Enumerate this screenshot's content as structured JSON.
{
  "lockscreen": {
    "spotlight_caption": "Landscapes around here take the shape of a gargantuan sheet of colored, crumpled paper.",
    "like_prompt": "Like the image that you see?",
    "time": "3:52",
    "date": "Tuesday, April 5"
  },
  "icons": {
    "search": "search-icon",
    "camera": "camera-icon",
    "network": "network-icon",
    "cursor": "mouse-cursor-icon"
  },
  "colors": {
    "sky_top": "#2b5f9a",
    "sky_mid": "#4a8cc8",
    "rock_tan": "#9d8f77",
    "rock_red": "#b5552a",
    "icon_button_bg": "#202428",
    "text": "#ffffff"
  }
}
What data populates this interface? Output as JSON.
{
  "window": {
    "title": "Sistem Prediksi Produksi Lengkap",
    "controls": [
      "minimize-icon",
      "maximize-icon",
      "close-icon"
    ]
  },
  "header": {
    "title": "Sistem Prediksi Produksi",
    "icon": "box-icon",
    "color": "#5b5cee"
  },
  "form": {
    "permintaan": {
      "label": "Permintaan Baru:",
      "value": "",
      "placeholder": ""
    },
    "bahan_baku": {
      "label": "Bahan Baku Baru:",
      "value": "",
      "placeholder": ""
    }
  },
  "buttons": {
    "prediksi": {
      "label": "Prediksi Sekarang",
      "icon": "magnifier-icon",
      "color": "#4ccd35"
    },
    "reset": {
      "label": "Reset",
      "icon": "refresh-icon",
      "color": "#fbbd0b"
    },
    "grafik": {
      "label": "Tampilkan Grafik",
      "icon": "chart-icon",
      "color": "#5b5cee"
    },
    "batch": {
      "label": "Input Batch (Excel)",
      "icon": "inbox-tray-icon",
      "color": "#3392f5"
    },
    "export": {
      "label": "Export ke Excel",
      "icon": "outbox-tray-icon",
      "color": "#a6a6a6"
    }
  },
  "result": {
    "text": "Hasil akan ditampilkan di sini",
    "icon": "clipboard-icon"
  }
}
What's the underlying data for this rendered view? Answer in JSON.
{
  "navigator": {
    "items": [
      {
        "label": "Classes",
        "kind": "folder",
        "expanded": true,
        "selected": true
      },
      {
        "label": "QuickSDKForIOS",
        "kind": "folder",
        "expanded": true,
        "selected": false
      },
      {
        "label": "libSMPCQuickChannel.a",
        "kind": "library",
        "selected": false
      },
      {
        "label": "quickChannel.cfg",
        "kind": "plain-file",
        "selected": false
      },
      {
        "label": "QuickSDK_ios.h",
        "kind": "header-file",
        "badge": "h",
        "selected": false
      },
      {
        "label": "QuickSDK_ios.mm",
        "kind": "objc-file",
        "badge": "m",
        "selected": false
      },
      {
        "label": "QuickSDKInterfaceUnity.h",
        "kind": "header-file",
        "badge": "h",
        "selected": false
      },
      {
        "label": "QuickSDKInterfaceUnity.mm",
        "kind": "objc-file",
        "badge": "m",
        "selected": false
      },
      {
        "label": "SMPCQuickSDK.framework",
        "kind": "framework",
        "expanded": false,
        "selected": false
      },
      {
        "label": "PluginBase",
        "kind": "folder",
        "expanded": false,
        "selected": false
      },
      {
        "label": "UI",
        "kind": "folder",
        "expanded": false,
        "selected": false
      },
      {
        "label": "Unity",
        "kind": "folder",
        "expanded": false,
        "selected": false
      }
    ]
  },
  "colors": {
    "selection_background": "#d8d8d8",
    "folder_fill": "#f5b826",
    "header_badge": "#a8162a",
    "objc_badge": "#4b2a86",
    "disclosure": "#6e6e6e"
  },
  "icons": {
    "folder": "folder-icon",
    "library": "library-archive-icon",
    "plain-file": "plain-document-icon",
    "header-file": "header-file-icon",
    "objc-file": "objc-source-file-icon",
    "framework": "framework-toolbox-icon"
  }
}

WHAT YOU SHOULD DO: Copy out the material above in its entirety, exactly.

YOUR RESPONSE:
Enumerate this screenshot's content as structured JSON.
{
  "lockscreen": {
    "spotlight_caption": "Landscapes around here take the shape of a gargantuan sheet of colored, crumpled paper.",
    "like_prompt": "Like the image that you see?",
    "time": "3:52",
    "date": "Tuesday, April 5"
  },
  "icons": {
    "search": "search-icon",
    "camera": "camera-icon",
    "network": "network-icon",
    "cursor": "mouse-cursor-icon"
  },
  "colors": {
    "sky_top": "#2b5f9a",
    "sky_mid": "#4a8cc8",
    "rock_tan": "#9d8f77",
    "rock_red": "#b5552a",
    "icon_button_bg": "#202428",
    "text": "#ffffff"
  }
}
What data populates this interface? Output as JSON.
{
  "window": {
    "title": "Sistem Prediksi Produksi Lengkap",
    "controls": [
      "minimize-icon",
      "maximize-icon",
      "close-icon"
    ]
  },
  "header": {
    "title": "Sistem Prediksi Produksi",
    "icon": "box-icon",
    "color": "#5b5cee"
  },
  "form": {
    "permintaan": {
      "label": "Permintaan Baru:",
      "value": "",
      "placeholder": ""
    },
    "bahan_baku": {
      "label": "Bahan Baku Baru:",
      "value": "",
      "placeholder": ""
    }
  },
  "buttons": {
    "prediksi": {
      "label": "Prediksi Sekarang",
      "icon": "magnifier-icon",
      "color": "#4ccd35"
    },
    "reset": {
      "label": "Reset",
      "icon": "refresh-icon",
      "color": "#fbbd0b"
    },
    "grafik": {
      "label": "Tampilkan Grafik",
      "icon": "chart-icon",
      "color": "#5b5cee"
    },
    "batch": {
      "label": "Input Batch (Excel)",
      "icon": "inbox-tray-icon",
      "color": "#3392f5"
    },
    "export": {
      "label": "Export ke Excel",
      "icon": "outbox-tray-icon",
      "color": "#a6a6a6"
    }
  },
  "result": {
    "text": "Hasil akan ditampilkan di sini",
    "icon": "clipboard-icon"
  }
}
What's the underlying data for this rendered view? Answer in JSON.
{
  "navigator": {
    "items": [
      {
        "label": "Classes",
        "kind": "folder",
        "expanded": true,
        "selected": true
      },
      {
        "label": "QuickSDKForIOS",
        "kind": "folder",
        "expanded": true,
        "selected": false
      },
      {
        "label": "libSMPCQuickChannel.a",
        "kind": "library",
        "selected": false
      },
      {
        "label": "quickChannel.cfg",
        "kind": "plain-file",
        "selected": false
      },
      {
        "label": "QuickSDK_ios.h",
        "kind": "header-file",
        "badge": "h",
        "selected": false
      },
      {
        "label": "QuickSDK_ios.mm",
        "kind": "objc-file",
        "badge": "m",
        "selected": false
      },
      {
        "label": "QuickSDKInterfaceUnity.h",
        "kind": "header-file",
        "badge": "h",
        "selected": false
      },
      {
        "label": "QuickSDKInterfaceUnity.mm",
        "kind": "objc-file",
        "badge": "m",
        "selected": false
      },
      {
        "label": "SMPCQuickSDK.framework",
        "kind": "framework",
        "expanded": false,
        "selected": false
      },
      {
        "label": "PluginBase",
        "kind": "folder",
        "expanded": false,
        "selected": false
      },
      {
        "label": "UI",
        "kind": "folder",
        "expanded": false,
        "selected": false
      },
      {
        "label": "Unity",
        "kind": "folder",
        "expanded": false,
        "selected": false
      }
    ]
  },
  "colors": {
    "selection_background": "#d8d8d8",
    "folder_fill": "#f5b826",
    "header_badge": "#a8162a",
    "objc_badge": "#4b2a86",
    "disclosure": "#6e6e6e"
  },
  "icons": {
    "folder": "folder-icon",
    "library": "library-archive-icon",
    "plain-file": "plain-document-icon",
    "header-file": "header-file-icon",
    "objc-file": "objc-source-file-icon",
    "framework": "framework-toolbox-icon"
  }
}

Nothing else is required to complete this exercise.